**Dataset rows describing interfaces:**
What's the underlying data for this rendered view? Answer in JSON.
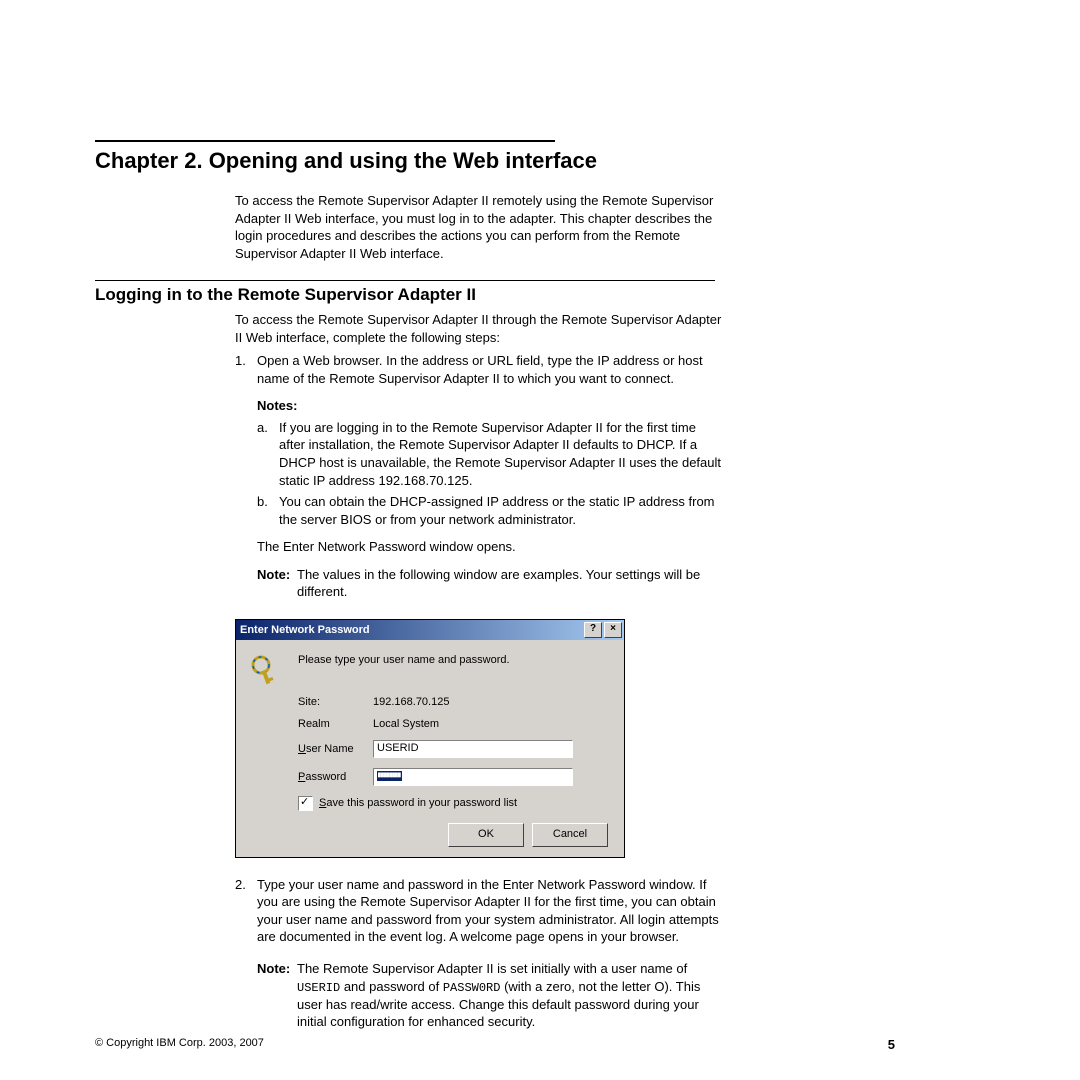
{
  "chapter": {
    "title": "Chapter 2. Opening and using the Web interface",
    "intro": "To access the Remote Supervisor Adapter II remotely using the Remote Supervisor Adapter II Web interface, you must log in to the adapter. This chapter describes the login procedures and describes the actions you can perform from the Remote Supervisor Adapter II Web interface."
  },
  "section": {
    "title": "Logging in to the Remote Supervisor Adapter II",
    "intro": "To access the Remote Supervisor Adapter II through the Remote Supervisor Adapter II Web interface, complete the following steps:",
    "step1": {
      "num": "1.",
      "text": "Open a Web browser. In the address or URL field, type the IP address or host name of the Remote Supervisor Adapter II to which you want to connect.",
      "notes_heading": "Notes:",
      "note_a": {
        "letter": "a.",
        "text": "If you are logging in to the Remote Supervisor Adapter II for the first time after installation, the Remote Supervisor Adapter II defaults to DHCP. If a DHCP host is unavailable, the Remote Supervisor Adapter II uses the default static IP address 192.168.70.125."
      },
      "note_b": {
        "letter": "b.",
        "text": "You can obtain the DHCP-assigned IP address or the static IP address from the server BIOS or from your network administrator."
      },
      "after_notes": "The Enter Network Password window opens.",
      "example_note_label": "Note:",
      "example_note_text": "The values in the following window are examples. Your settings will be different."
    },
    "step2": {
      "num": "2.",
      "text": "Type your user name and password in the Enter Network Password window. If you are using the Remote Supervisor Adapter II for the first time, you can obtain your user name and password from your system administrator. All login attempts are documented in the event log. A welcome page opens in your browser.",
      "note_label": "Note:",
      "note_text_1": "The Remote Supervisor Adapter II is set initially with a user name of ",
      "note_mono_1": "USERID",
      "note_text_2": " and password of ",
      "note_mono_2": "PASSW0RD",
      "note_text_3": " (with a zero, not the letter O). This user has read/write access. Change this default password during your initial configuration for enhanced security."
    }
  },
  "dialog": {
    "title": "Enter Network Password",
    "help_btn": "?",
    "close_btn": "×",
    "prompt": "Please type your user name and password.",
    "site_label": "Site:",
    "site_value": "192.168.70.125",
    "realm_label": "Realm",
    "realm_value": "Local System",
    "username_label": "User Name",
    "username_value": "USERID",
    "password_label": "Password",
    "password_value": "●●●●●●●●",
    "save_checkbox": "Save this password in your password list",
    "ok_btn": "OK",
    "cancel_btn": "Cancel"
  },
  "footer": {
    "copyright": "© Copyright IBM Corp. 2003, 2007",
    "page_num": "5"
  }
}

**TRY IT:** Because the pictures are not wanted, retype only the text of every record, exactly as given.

**ANSWER TO THE PROBLEM:**
What's the underlying data for this rendered view? Answer in JSON.
{
  "chapter": {
    "title": "Chapter 2. Opening and using the Web interface",
    "intro": "To access the Remote Supervisor Adapter II remotely using the Remote Supervisor Adapter II Web interface, you must log in to the adapter. This chapter describes the login procedures and describes the actions you can perform from the Remote Supervisor Adapter II Web interface."
  },
  "section": {
    "title": "Logging in to the Remote Supervisor Adapter II",
    "intro": "To access the Remote Supervisor Adapter II through the Remote Supervisor Adapter II Web interface, complete the following steps:",
    "step1": {
      "num": "1.",
      "text": "Open a Web browser. In the address or URL field, type the IP address or host name of the Remote Supervisor Adapter II to which you want to connect.",
      "notes_heading": "Notes:",
      "note_a": {
        "letter": "a.",
        "text": "If you are logging in to the Remote Supervisor Adapter II for the first time after installation, the Remote Supervisor Adapter II defaults to DHCP. If a DHCP host is unavailable, the Remote Supervisor Adapter II uses the default static IP address 192.168.70.125."
      },
      "note_b": {
        "letter": "b.",
        "text": "You can obtain the DHCP-assigned IP address or the static IP address from the server BIOS or from your network administrator."
      },
      "after_notes": "The Enter Network Password window opens.",
      "example_note_label": "Note:",
      "example_note_text": "The values in the following window are examples. Your settings will be different."
    },
    "step2": {
      "num": "2.",
      "text": "Type your user name and password in the Enter Network Password window. If you are using the Remote Supervisor Adapter II for the first time, you can obtain your user name and password from your system administrator. All login attempts are documented in the event log. A welcome page opens in your browser.",
      "note_label": "Note:",
      "note_text_1": "The Remote Supervisor Adapter II is set initially with a user name of ",
      "note_mono_1": "USERID",
      "note_text_2": " and password of ",
      "note_mono_2": "PASSW0RD",
      "note_text_3": " (with a zero, not the letter O). This user has read/write access. Change this default password during your initial configuration for enhanced security."
    }
  },
  "dialog": {
    "title": "Enter Network Password",
    "help_btn": "?",
    "close_btn": "×",
    "prompt": "Please type your user name and password.",
    "site_label": "Site:",
    "site_value": "192.168.70.125",
    "realm_label": "Realm",
    "realm_value": "Local System",
    "username_label": "User Name",
    "username_value": "USERID",
    "password_label": "Password",
    "password_value": "●●●●●●●●",
    "save_checkbox": "Save this password in your password list",
    "ok_btn": "OK",
    "cancel_btn": "Cancel"
  },
  "footer": {
    "copyright": "© Copyright IBM Corp. 2003, 2007",
    "page_num": "5"
  }
}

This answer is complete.